***** Given data *****

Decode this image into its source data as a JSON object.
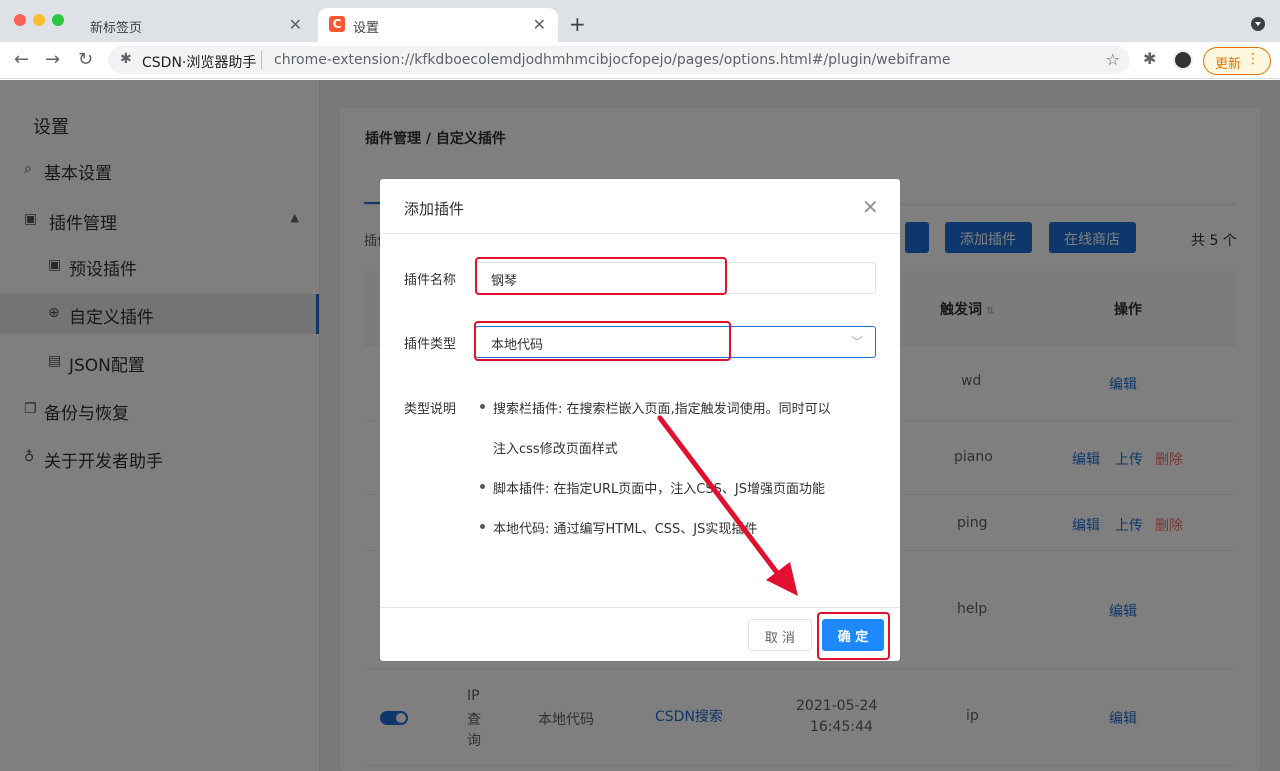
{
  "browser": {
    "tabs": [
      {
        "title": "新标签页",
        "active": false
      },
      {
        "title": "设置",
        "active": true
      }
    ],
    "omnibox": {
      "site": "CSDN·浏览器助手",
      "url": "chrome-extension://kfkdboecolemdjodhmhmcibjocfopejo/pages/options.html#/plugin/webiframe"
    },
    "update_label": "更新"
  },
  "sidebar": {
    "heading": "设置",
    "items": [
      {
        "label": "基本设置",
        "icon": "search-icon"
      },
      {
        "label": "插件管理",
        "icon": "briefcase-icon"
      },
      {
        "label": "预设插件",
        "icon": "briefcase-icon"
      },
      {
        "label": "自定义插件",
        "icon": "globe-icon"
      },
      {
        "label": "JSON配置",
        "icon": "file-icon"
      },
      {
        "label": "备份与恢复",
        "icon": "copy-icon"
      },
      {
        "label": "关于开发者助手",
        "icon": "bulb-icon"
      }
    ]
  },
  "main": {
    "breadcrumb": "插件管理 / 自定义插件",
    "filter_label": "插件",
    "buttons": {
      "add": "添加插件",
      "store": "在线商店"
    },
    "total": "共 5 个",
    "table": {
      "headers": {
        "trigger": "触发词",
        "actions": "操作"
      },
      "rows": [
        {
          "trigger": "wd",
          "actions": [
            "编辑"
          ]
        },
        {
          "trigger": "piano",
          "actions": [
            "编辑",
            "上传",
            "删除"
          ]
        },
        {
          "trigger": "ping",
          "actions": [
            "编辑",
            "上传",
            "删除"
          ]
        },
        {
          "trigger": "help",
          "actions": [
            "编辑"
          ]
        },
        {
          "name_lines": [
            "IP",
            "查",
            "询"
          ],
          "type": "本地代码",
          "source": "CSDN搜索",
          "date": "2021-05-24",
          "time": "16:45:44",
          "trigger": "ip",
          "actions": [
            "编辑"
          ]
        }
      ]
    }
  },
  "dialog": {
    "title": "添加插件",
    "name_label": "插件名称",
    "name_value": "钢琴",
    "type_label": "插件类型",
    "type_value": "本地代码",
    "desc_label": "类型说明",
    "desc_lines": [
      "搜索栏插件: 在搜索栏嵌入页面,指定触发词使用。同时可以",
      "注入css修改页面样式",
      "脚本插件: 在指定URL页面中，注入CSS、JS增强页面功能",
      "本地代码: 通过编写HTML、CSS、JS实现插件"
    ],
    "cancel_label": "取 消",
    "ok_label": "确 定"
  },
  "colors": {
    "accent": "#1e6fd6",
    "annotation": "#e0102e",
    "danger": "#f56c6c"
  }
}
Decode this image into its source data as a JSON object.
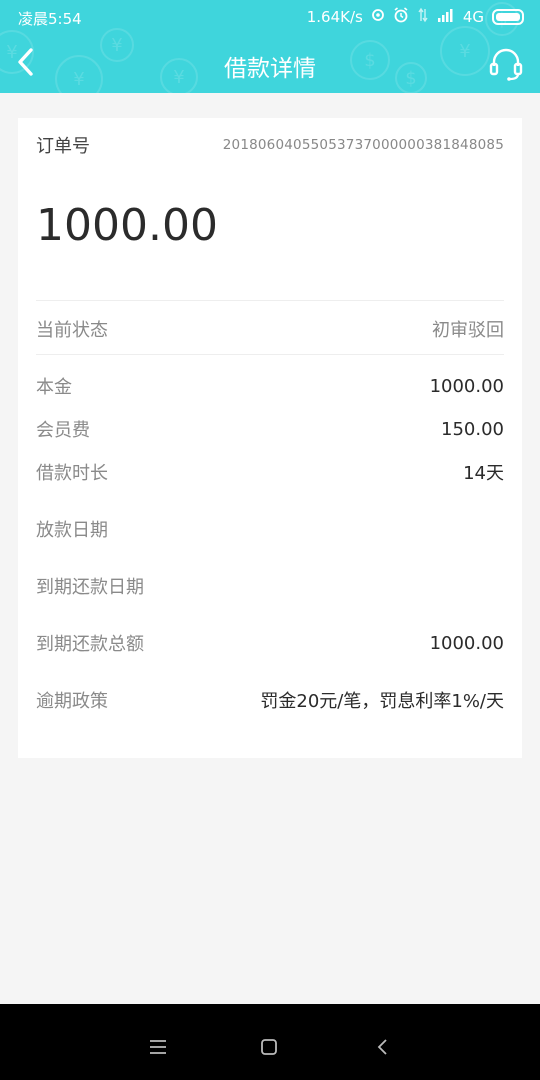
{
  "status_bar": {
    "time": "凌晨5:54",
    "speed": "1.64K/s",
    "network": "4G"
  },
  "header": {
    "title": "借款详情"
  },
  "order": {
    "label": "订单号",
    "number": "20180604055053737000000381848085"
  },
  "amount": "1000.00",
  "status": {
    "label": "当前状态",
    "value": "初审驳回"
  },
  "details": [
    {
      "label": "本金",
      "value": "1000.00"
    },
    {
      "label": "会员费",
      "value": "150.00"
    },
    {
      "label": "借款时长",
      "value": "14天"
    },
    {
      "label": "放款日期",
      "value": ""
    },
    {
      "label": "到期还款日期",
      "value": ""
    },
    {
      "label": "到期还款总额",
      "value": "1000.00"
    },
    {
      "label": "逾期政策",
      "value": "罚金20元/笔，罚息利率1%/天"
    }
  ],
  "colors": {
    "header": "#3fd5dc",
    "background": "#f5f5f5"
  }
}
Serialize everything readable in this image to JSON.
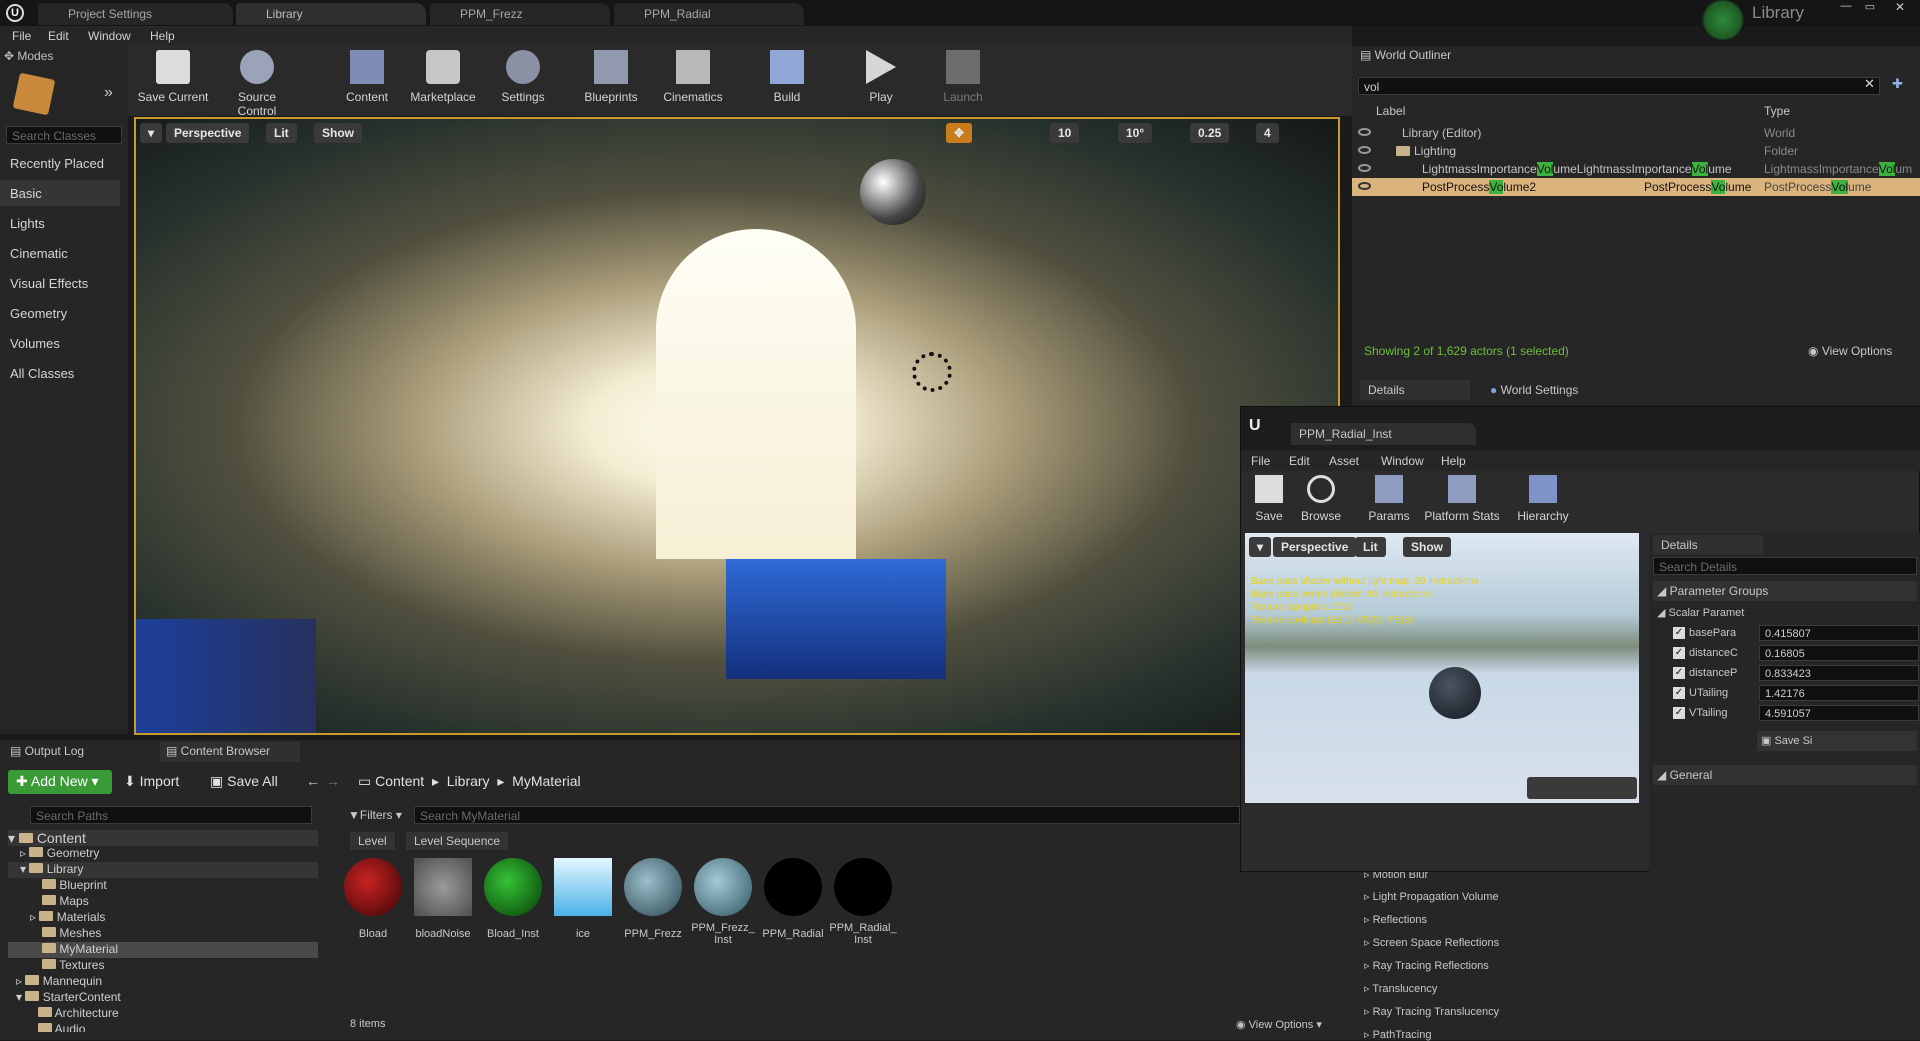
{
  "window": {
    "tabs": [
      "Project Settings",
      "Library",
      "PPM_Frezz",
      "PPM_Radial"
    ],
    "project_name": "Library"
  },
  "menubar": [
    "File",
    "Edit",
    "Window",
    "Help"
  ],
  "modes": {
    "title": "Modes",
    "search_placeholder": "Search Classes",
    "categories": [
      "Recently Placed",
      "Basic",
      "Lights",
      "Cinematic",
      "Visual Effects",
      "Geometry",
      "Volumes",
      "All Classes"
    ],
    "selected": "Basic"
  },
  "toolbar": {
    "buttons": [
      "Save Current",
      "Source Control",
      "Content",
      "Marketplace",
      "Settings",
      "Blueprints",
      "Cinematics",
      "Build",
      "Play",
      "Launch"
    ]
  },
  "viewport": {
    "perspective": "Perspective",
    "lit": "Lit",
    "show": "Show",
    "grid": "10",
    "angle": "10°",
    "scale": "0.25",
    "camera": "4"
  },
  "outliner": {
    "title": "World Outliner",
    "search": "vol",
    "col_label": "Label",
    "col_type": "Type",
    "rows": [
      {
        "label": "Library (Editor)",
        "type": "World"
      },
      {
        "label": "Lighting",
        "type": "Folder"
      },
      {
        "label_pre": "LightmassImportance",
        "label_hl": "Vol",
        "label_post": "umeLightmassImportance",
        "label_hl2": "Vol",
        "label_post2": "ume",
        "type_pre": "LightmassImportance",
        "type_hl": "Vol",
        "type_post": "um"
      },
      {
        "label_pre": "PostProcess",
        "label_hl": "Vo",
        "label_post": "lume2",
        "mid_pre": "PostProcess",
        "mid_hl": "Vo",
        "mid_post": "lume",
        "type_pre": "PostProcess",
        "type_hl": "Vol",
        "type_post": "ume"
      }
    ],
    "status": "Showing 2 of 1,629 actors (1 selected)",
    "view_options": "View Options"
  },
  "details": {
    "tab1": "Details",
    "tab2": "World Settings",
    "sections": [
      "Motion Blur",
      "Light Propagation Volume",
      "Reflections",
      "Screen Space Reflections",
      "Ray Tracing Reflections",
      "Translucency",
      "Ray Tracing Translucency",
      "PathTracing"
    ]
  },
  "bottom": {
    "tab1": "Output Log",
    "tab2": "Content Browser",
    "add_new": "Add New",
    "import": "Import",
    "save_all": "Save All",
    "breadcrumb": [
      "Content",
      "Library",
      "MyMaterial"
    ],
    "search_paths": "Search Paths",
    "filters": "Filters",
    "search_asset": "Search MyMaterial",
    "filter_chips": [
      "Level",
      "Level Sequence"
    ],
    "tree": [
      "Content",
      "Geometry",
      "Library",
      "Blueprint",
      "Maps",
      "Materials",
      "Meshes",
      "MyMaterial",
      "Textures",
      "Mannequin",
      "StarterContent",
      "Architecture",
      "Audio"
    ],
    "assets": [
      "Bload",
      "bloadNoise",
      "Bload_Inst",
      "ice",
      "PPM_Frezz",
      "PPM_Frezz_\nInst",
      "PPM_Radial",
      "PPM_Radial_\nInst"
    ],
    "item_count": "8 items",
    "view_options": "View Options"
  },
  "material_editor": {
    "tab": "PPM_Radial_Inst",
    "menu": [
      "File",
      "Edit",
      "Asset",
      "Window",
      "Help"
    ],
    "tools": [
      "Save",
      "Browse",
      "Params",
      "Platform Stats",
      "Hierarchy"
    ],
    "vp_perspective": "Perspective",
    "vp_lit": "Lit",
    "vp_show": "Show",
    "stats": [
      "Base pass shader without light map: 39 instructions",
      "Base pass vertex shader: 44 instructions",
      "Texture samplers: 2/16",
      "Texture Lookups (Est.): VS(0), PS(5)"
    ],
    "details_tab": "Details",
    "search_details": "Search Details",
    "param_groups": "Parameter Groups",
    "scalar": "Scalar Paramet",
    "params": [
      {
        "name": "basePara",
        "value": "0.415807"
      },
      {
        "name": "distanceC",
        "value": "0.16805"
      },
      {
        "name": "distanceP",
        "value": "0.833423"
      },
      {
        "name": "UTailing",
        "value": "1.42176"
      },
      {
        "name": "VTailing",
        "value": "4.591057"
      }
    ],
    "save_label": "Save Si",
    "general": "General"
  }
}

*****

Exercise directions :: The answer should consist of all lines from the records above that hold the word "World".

Exercise solution ::
    "title": "World Outliner",
        "type": "World"
    "tab2": "World Settings",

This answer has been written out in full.